Honey bees are subject to various diseases and parasites. American and European foulbrood are two widespread contagious bacterial diseases that attack bee larvae. A protozoan parasite, Nosema, and a virus cause dysentery and paralysis in adult bees. Two species of blood-sucking parasitic mites are particularly troublesome for beekeepers and are currently affecting wild honey bees worldwide. The honey bee tracheal mite lives in the breathing tubes of adult bees; the varroa mite lives on the outside of larvae and adults. These mites have killed tens of thousands of honey bee colonies in North America during the past ten years. Scientific breeding programs are attempting to develop tolerant strains of domestic honey bees to replace the mite-susceptible ones currently used. Tracheal mite infestations can be reduced by fumigation of the hive with menthol fumes. Varroa mites are controlled with a miticide or, in some European countries, with fumes of formic acid. Certain hive management techniques also can reduce infestations.
Many other animals prey upon individual honey bees, which may sometimes weaken colonies. Examples are cane toads and bee eaters (birds), which pick off foragers near the colony entrance; robber flies, which take individual foragers as they visit flowers; and hornets and bee wolves (wasps), which may enter the nest or hive and steal larvae.

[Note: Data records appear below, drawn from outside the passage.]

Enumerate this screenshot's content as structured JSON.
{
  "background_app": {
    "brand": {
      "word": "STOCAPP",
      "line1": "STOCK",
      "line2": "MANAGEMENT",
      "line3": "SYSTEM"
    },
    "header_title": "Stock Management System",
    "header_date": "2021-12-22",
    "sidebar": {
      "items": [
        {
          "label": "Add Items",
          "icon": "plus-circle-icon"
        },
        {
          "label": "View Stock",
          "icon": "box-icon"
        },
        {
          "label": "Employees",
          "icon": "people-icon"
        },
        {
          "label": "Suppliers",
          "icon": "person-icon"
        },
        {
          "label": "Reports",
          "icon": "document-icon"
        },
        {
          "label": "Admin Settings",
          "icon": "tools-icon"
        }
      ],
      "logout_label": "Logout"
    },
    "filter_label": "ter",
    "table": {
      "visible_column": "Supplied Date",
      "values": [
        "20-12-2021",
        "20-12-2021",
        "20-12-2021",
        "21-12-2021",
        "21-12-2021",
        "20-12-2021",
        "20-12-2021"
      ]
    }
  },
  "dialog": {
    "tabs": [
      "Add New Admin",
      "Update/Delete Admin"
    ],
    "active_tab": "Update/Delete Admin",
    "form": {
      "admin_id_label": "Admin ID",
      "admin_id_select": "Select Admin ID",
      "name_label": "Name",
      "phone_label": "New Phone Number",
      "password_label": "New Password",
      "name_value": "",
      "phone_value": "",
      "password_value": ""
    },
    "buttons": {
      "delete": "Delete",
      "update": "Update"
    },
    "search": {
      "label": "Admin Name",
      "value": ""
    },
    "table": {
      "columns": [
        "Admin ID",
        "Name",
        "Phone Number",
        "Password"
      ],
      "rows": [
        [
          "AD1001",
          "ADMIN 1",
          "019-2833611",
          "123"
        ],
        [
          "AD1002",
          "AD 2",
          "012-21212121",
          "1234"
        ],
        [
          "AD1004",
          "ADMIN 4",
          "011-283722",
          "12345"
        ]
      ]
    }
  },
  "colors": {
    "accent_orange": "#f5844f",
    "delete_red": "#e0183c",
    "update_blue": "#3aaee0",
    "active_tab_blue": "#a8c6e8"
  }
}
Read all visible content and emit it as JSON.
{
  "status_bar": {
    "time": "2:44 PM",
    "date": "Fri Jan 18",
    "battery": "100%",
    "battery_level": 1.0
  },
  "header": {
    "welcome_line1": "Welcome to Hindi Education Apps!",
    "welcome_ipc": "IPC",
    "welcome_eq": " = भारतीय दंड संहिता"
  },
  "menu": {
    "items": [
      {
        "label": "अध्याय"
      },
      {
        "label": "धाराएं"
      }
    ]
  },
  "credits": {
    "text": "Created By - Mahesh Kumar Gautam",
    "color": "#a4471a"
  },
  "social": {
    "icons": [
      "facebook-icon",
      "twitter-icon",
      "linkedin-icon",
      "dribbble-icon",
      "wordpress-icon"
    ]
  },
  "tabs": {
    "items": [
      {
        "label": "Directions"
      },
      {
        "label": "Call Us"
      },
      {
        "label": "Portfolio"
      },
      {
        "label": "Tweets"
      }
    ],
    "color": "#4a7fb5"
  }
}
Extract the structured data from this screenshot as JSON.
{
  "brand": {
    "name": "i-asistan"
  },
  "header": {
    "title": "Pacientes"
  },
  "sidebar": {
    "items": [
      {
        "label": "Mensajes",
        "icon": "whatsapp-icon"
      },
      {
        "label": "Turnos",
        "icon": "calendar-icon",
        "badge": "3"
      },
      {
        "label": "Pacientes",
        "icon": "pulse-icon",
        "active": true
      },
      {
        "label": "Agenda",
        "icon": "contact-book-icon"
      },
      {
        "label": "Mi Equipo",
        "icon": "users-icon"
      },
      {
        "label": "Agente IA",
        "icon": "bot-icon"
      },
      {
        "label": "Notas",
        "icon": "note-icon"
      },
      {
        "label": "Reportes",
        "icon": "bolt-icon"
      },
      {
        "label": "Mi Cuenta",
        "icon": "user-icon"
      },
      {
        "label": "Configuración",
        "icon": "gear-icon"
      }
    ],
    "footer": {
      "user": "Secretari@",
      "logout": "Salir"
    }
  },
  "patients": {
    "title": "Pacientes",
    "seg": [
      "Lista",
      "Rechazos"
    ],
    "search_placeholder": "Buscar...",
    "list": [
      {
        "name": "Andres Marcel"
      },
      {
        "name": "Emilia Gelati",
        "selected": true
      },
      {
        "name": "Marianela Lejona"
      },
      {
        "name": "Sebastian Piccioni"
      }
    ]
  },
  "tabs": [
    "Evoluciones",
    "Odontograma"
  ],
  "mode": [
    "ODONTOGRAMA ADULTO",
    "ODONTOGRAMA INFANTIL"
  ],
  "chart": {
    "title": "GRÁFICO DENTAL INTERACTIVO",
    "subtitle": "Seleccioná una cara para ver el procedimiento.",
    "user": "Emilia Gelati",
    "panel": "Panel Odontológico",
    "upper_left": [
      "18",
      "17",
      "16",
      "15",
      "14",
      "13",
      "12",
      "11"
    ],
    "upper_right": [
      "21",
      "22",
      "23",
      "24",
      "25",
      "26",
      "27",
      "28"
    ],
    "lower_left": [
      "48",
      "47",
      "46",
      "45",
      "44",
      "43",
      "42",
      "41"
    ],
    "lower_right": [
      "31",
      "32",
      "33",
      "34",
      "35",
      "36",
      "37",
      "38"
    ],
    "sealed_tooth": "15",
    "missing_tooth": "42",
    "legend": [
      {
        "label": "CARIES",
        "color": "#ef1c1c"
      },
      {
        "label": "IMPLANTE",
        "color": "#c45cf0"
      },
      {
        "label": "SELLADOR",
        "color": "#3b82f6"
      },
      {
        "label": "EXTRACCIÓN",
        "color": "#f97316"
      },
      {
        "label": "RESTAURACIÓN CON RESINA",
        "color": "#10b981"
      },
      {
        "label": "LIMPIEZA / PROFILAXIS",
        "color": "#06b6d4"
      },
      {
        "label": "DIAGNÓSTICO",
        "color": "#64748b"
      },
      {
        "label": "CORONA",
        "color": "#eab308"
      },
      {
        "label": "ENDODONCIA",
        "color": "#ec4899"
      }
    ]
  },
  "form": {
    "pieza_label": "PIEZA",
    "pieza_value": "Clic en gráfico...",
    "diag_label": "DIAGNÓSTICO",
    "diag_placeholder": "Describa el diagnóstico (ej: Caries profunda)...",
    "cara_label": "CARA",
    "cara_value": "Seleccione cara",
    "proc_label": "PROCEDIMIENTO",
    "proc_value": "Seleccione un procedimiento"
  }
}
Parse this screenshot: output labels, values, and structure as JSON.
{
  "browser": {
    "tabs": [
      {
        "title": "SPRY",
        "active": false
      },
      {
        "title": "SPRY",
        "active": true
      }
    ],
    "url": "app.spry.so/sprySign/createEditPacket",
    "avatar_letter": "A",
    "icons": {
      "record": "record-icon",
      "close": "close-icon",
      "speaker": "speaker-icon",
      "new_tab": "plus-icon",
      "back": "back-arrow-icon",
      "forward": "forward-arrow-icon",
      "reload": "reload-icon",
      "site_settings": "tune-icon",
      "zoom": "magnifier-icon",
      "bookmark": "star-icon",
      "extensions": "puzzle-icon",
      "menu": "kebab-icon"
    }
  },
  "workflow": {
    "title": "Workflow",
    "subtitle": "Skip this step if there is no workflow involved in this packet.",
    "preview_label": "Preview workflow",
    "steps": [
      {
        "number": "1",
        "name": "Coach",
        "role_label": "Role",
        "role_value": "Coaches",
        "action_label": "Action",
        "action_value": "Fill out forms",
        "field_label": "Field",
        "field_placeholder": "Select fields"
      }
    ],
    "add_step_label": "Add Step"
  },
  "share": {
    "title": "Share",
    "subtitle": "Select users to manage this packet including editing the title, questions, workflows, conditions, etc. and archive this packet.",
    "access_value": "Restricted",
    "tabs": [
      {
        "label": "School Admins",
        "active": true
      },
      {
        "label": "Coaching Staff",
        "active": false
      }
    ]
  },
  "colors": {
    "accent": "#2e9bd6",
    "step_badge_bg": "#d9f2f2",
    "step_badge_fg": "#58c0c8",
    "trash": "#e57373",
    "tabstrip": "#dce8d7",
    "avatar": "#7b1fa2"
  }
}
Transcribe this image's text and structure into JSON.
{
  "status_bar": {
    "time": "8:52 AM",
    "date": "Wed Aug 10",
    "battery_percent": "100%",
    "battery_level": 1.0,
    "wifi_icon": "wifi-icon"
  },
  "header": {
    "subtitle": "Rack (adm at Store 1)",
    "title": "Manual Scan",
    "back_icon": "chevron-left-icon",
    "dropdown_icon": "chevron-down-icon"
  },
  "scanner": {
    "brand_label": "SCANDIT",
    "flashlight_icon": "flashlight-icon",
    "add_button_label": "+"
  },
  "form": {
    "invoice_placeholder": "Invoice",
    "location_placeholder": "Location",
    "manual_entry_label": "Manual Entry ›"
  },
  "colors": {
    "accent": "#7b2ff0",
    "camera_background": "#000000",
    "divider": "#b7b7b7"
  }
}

Bears have an insatiable appetite for honey and bee larvae and may destroy many nests or hives in a single raid.
Honey bee colonies used in commercial pollination and those kept in urban areas are exposed to pesticides, fungicides, fertilizers, and other agricultural chemicals and are frequently poisoned by accident. This is a major concern of modern beekeepers.
Honey bees have become the primary source of pollination for approximately one-fourth of all crops produced in the United States and some other countries. The value of the crops that rely on such pollination has been estimated as high as $10 billion annually in the United States. Examples of fruit crops that rely on honey bees are almonds, apples, apricots, avocados, blackberries, blueberries, cantaloupes, cherries, cranberries, cucumbers, pears, raspberries, strawberries and watermelons. The seeds of many vegetables are also produced with honey bee pollination; examples include alfalfa, asparagus, broccoli, brussel sprouts, cabbage, carrots, clover, cotton, cucumbers, onions, radishes, squash, sweet clover, and turnips.
Many species of wild pollinators have disappeared from the land as their habitats have been destroyed or altered by humans. The honey bee has taken over as pollinator of many of the wild plants that remain; its ecological value in this regard is tremendous.
Honey bees are the sole source of honey and beeswax, a fine wax with unusual qualities. Honey bees also produce propolis, a gummy substance made from tree sap that has antibacterial properties, and royal jelly and pollen for human consumption. Honey bee venom is extracted for the production of antivenom therapy and is being investigated as a treatment for several serious diseases of the muscles, connective tissue, and immune system, including multiple sclerosis and arthritis.
Scientific classification: Honey bees comprise the genus Apis in the family Apidae, order Hymenoptera. The European honey bee is classified as Apis mellifera, the Indian honey bee is A. cerana, Koschevnikov's honey bee is A. koschevnikovi, the dwarf honey bee is A. florea, the andreniform dwarf honey bee is A. andreniformis, the giant honey bee is A. dorsata, and the mountain giant honey bee is A. laboriosa. The Italian race of the European honey bee is A. m. ligustica, the Carniolan race is A. m. carnica, and the Caucasian race is A. m. causcasia.
Contributed by: Kenneth A. Chambers